JS: If anything, it’s really about a sense of fun. The subtitle on my series books, Dove Season and the upcoming Plaster City, is “A Jimmy Veeder Fiasco.” I don’t write mysteries. I write fiascoes. The books are more grounded than “Chingon,” but should be just as fun.
I’ve always described the aesthetic of Blood & Tacos as ridiculously awesome. Big, never-boring, and just outrageous enough to be unique. But fun doesn’t have to be frivolous. A story doesn’t have to be bleak to be about something. More often humor can relay depth and emotion more effectively because it’s not as heavy-handed. Making something look effortless takes effort.
Chandler said, “When in doubt have a man come through the door with a gun in his hand.” When it comes to Blood & Tacos, I would say, “When in doubt have an albino come into the strip joint with a spear gun in his robot hand.” That’s ridiculously awesome.
It is always exciting to read an author who is aiming for a highly ambitious book. It is even more exhilarating a read when you feel the writer may have even surpassed her intended goal. Laura Lippman’s After I’m Gone is such a read.
Loosely based on a true unsolved missing persons case, the plot centers on Felix Gottshalk, a man involved in decades of shady business and facing prison time, who disappears without a trace on our country’s bicentennial. An exact decade later, his mistress, Julie, is murdered. In 2012, Sandy Sanchez, a cold case cop, is assigned to look into her death. To solve Julie’s killing, he has to look into Felix’s disappearance, which involves studying Felix’s life through those who knew him.
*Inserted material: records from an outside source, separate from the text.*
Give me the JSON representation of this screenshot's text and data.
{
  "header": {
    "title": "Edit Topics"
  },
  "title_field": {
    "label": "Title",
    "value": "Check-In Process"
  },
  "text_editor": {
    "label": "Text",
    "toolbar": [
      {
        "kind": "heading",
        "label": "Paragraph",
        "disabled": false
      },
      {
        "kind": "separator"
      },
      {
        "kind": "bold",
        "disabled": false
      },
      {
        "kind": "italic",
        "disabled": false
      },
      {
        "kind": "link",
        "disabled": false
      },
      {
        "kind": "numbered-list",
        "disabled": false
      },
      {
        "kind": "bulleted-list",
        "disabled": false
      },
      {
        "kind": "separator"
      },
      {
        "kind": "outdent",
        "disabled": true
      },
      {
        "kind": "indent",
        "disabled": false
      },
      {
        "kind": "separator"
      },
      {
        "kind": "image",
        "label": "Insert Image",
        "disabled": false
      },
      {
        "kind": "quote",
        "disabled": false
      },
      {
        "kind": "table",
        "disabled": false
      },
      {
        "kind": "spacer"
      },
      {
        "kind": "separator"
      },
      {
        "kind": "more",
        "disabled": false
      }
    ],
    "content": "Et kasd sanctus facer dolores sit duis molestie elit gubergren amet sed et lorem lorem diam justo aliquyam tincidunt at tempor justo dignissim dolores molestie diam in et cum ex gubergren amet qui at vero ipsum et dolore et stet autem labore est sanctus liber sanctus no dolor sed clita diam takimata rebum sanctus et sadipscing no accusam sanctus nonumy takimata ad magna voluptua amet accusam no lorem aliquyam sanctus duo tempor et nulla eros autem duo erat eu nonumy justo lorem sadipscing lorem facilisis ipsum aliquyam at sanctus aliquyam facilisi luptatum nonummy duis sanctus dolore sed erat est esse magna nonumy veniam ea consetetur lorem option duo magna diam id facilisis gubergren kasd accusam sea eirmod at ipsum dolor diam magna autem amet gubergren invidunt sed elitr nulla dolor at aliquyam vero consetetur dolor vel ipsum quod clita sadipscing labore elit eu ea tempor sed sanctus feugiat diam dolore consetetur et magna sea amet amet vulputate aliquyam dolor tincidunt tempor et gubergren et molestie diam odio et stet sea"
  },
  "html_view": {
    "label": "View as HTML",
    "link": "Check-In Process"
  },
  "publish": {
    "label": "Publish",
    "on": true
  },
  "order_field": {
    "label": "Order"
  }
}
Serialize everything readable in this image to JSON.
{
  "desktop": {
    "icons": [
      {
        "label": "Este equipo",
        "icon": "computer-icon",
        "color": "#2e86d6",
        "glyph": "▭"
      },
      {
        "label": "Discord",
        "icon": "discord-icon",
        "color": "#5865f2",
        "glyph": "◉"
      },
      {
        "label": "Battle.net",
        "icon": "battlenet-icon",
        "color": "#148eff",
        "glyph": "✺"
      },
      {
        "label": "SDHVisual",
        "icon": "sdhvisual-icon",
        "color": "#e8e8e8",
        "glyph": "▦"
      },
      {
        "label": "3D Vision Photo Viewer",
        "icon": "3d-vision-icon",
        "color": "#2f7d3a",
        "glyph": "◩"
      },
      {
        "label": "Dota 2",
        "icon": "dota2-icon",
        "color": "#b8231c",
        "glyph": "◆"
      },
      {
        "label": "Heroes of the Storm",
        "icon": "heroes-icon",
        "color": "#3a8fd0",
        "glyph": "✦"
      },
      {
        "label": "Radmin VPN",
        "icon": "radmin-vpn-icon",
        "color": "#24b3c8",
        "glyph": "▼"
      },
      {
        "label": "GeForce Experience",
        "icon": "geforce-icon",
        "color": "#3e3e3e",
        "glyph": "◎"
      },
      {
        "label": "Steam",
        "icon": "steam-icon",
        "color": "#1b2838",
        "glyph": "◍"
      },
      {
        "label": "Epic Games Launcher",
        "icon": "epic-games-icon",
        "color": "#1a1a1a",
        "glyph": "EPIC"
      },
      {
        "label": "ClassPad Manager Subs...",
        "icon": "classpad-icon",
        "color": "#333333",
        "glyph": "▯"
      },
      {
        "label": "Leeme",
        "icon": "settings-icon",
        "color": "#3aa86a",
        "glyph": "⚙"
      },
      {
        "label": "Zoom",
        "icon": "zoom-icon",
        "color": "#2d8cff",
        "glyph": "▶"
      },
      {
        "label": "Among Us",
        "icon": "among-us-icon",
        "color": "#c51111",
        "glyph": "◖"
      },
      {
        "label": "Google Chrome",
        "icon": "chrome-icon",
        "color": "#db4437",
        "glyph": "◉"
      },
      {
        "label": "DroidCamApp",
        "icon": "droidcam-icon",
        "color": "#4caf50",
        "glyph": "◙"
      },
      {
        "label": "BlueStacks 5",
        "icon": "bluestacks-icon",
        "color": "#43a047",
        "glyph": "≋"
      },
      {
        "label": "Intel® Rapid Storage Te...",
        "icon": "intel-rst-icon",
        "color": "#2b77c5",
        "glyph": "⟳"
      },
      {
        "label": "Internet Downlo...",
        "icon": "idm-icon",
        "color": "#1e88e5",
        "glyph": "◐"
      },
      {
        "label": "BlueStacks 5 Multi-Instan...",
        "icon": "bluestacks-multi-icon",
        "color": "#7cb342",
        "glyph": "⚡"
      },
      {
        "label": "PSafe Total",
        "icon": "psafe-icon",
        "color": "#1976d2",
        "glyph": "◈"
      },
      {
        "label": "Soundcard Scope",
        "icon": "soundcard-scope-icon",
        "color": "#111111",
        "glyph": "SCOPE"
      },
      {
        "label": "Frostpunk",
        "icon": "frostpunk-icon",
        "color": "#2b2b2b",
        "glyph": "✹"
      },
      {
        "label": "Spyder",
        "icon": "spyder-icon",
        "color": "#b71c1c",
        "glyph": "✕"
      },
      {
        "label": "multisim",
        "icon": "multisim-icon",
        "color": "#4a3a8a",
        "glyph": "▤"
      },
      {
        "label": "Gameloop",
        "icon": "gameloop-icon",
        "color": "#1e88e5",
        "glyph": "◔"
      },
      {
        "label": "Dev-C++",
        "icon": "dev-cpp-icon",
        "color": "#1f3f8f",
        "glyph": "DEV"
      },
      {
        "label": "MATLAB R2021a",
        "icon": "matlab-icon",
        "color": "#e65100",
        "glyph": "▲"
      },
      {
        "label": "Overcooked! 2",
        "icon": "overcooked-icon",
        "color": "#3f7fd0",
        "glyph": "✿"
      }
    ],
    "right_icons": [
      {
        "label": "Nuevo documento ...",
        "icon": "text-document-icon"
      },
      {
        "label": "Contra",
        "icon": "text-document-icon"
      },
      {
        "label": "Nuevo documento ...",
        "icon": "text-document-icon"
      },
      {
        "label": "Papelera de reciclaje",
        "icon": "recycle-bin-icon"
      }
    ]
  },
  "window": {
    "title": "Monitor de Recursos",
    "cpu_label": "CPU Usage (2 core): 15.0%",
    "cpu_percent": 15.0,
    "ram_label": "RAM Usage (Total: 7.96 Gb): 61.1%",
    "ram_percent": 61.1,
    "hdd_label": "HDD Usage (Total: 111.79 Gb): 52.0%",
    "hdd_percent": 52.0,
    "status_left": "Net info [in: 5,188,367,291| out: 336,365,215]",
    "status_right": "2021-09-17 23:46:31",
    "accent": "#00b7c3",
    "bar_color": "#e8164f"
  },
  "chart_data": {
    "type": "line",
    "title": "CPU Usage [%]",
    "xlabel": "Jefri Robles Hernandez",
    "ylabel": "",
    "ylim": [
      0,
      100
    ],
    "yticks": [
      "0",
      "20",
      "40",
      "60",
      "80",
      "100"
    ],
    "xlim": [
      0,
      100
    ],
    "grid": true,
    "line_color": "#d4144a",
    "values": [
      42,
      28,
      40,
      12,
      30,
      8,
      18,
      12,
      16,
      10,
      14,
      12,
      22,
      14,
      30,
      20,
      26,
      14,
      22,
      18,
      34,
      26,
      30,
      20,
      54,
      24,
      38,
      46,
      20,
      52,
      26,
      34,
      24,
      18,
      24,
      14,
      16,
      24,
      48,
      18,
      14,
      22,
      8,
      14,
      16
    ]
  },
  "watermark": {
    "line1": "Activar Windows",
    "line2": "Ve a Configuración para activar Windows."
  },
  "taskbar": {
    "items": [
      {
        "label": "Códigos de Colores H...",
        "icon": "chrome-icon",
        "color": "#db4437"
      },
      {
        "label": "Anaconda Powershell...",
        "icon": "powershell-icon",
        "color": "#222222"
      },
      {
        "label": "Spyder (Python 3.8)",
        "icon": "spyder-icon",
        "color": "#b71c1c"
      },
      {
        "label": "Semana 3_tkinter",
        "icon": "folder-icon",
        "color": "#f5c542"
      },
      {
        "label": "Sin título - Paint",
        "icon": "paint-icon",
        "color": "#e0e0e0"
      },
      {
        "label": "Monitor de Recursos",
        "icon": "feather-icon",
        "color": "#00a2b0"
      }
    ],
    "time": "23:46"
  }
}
Sandy ends up operating like the reporter in Citizen Kane trying to figure out what “Rosebud” meant.
It’s how Lippman uses the technique of the investigation and flashbacks that sets this book apart. The focus ends up being less about Felix than the women he left behind. Bambi, the wife, is the most pivotal character. We first get to know Felix through her perspective as they meet at a Valentine’s Day dance in 1959. Their marriage shows how one becomes a part of other’s sins in a relationship.
As for Julie, she is not the stereotypical mistress. Neither a vixen nor a naive romantic, she is politically aware, savvy, and independent.
We also get the viewpoints of the daughters he left behind. All these women are connected to Felix in different ways, all with their share of secrets.
Through the story, Lippman bounces us through the Mad Men era to the post-feminist era. Through Julie we get the emergence of ’70s feminism, though she is far from militant in that respect. She also guides us through the transition from the ’70s into the ’80s, working as a volunteer for independent Presidential hopeful John Anderson. All of this is done with a nuanced tone that reflects the characters.
After I’m Gone is a fully realized novel. It is rich in character and theme, holding several ideas on family, religion, and class in a cohesive manner, and never lacks the suspense and reveals of a strong thriller. Once again, Laura Lippman has exceeded the high expectations we have of her.
MysteryPeople welcomes Laura Lippman to BookPeople on Wednesday, Mar 5th at 7PM to speak about & sign copies of After I’m Gone. For more information and to order signed copies of After I’m Gone, visit bookpeople.com.